Restoration management procedures for Michigan's Upper Peninsula watersheds

Document Type

Conference Proceeding

Publication Date



Stream pollution, or an excess of naturally occurring sediment, is a continual problem within watersheds and directly related to fluctuations of its fish inhabitants. Sediment introduction in a stream system occurs primarily by sheet flow and/or concentrated flow. Restoration efforts require knowledge in water resource engineering, fish and invertebrate habitat, and construction management. This report documents the hydrologic engineering analysis, planning, management, and monitoring of a successful stream restoration project in a rural region of Michigan's Upper Peninsula. The Otter River restoration project was initiated in May 1999 to confront the problem of sediment pollution into the Otter Lake watershed. The Otter Lake system is recognized for a once prominent fishing habitat, the last documented site of upper Michigan's grayling fish species and an established blue ribbon trout stream. A combined effort of the Michigan Technological University (MTU) Watershed Improvement Center and all divisions of the Michigan Department of Natural Resources (MDNR) has proven effective.
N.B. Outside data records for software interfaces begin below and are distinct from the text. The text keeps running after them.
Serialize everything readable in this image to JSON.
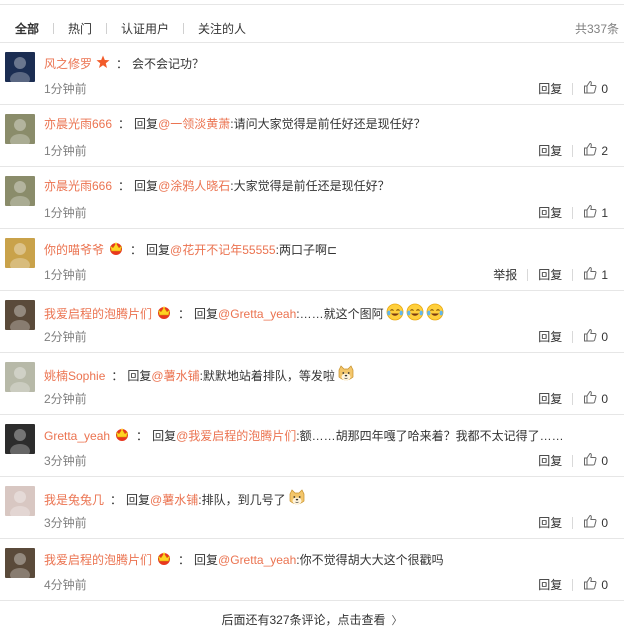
{
  "filters": {
    "tabs": [
      "全部",
      "热门",
      "认证用户",
      "关注的人"
    ],
    "total": "共337条"
  },
  "colors": {
    "username": "#eb7350",
    "muted": "#808080",
    "rule": "#e6e6e6"
  },
  "comments": [
    {
      "user": "风之修罗",
      "badge": "star-icon",
      "reply": "",
      "mention": "",
      "text": "会不会记功？",
      "emojis": [],
      "time": "1分钟前",
      "report": "",
      "reply_label": "回复",
      "likes": "0",
      "avatar_color": "#1b2d52"
    },
    {
      "user": "亦晨光雨666",
      "badge": "",
      "reply": "回复",
      "mention": "@一领淡黄萧",
      "text": ":请问大家觉得是前任好还是现任好？",
      "emojis": [],
      "time": "1分钟前",
      "report": "",
      "reply_label": "回复",
      "likes": "2",
      "avatar_color": "#8a8c6a"
    },
    {
      "user": "亦晨光雨666",
      "badge": "",
      "reply": "回复",
      "mention": "@涂鸦人晓石",
      "text": ":大家觉得是前任还是现任好？",
      "emojis": [],
      "time": "1分钟前",
      "report": "",
      "reply_label": "回复",
      "likes": "1",
      "avatar_color": "#8a8c6a"
    },
    {
      "user": "你的喵爷爷",
      "badge": "crown-icon",
      "reply": "回复",
      "mention": "@花开不记年55555",
      "text": ":两口子啊⊏",
      "emojis": [],
      "time": "1分钟前",
      "report": "举报",
      "reply_label": "回复",
      "likes": "1",
      "avatar_color": "#c9a24a"
    },
    {
      "user": "我爱启程的泡腾片们",
      "badge": "crown-icon",
      "reply": "回复",
      "mention": "@Gretta_yeah",
      "text": ":……就这个图阿",
      "emojis": [
        "laugh-cry-emoji",
        "laugh-cry-emoji",
        "laugh-cry-emoji"
      ],
      "time": "2分钟前",
      "report": "",
      "reply_label": "回复",
      "likes": "0",
      "avatar_color": "#5a4a3a"
    },
    {
      "user": "姚楠Sophie",
      "badge": "",
      "reply": "回复",
      "mention": "@薯水铺",
      "text": ":默默地站着排队，等发啦",
      "emojis": [
        "doge-emoji"
      ],
      "time": "2分钟前",
      "report": "",
      "reply_label": "回复",
      "likes": "0",
      "avatar_color": "#b7b9a8"
    },
    {
      "user": "Gretta_yeah",
      "badge": "crown-icon",
      "reply": "回复",
      "mention": "@我爱启程的泡腾片们",
      "text": ":额……胡那四年嘎了哈来着？我都不太记得了……",
      "emojis": [],
      "time": "3分钟前",
      "report": "",
      "reply_label": "回复",
      "likes": "0",
      "avatar_color": "#2c2c2c"
    },
    {
      "user": "我是兔兔几",
      "badge": "",
      "reply": "回复",
      "mention": "@薯水铺",
      "text": ":排队，到几号了",
      "emojis": [
        "doge-emoji"
      ],
      "time": "3分钟前",
      "report": "",
      "reply_label": "回复",
      "likes": "0",
      "avatar_color": "#d8c7c2"
    },
    {
      "user": "我爱启程的泡腾片们",
      "badge": "crown-icon",
      "reply": "回复",
      "mention": "@Gretta_yeah",
      "text": ":你不觉得胡大大这个很戳吗",
      "emojis": [],
      "time": "4分钟前",
      "report": "",
      "reply_label": "回复",
      "likes": "0",
      "avatar_color": "#5a4a3a"
    }
  ],
  "footer": {
    "more": "后面还有327条评论，点击查看",
    "arrow": "〉"
  }
}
Copyright ASCE 2004.

Publication Title

Joint Conference on Water Resource Engineering and Water Resources Planning and Management 2000: Building Partnerships